▸ Task brief
Provide a verbatim copy of the data below.

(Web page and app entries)
■ ■ ■ ■

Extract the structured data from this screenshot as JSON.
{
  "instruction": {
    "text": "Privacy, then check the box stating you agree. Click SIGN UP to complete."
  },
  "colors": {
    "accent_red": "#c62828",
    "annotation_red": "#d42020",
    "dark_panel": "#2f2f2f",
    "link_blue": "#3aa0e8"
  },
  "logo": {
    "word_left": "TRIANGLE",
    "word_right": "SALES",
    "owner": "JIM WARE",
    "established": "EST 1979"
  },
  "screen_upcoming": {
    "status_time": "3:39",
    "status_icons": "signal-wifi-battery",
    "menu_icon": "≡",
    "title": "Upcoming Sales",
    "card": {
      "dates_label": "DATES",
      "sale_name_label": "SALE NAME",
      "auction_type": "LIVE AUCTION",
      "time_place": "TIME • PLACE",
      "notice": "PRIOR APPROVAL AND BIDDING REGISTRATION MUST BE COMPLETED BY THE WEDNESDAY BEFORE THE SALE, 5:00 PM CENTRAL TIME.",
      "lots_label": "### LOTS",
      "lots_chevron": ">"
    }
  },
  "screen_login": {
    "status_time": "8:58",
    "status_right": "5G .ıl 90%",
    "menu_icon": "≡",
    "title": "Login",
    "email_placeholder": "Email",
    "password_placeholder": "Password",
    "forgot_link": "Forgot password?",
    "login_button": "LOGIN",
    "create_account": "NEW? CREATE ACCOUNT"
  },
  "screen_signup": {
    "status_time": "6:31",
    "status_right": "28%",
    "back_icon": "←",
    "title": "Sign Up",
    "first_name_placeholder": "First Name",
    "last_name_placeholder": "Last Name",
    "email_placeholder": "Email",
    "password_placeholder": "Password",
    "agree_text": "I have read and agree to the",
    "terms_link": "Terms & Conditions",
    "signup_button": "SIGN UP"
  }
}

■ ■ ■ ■

▸ Answer to this task
Extract the structured data from this screenshot as JSON.
{
  "instruction": {
    "text": "Privacy, then check the box stating you agree. Click SIGN UP to complete."
  },
  "colors": {
    "accent_red": "#c62828",
    "annotation_red": "#d42020",
    "dark_panel": "#2f2f2f",
    "link_blue": "#3aa0e8"
  },
  "logo": {
    "word_left": "TRIANGLE",
    "word_right": "SALES",
    "owner": "JIM WARE",
    "established": "EST 1979"
  },
  "screen_upcoming": {
    "status_time": "3:39",
    "status_icons": "signal-wifi-battery",
    "menu_icon": "≡",
    "title": "Upcoming Sales",
    "card": {
      "dates_label": "DATES",
      "sale_name_label": "SALE NAME",
      "auction_type": "LIVE AUCTION",
      "time_place": "TIME • PLACE",
      "notice": "PRIOR APPROVAL AND BIDDING REGISTRATION MUST BE COMPLETED BY THE WEDNESDAY BEFORE THE SALE, 5:00 PM CENTRAL TIME.",
      "lots_label": "### LOTS",
      "lots_chevron": ">"
    }
  },
  "screen_login": {
    "status_time": "8:58",
    "status_right": "5G .ıl 90%",
    "menu_icon": "≡",
    "title": "Login",
    "email_placeholder": "Email",
    "password_placeholder": "Password",
    "forgot_link": "Forgot password?",
    "login_button": "LOGIN",
    "create_account": "NEW? CREATE ACCOUNT"
  },
  "screen_signup": {
    "status_time": "6:31",
    "status_right": "28%",
    "back_icon": "←",
    "title": "Sign Up",
    "first_name_placeholder": "First Name",
    "last_name_placeholder": "Last Name",
    "email_placeholder": "Email",
    "password_placeholder": "Password",
    "agree_text": "I have read and agree to the",
    "terms_link": "Terms & Conditions",
    "signup_button": "SIGN UP"
  }
}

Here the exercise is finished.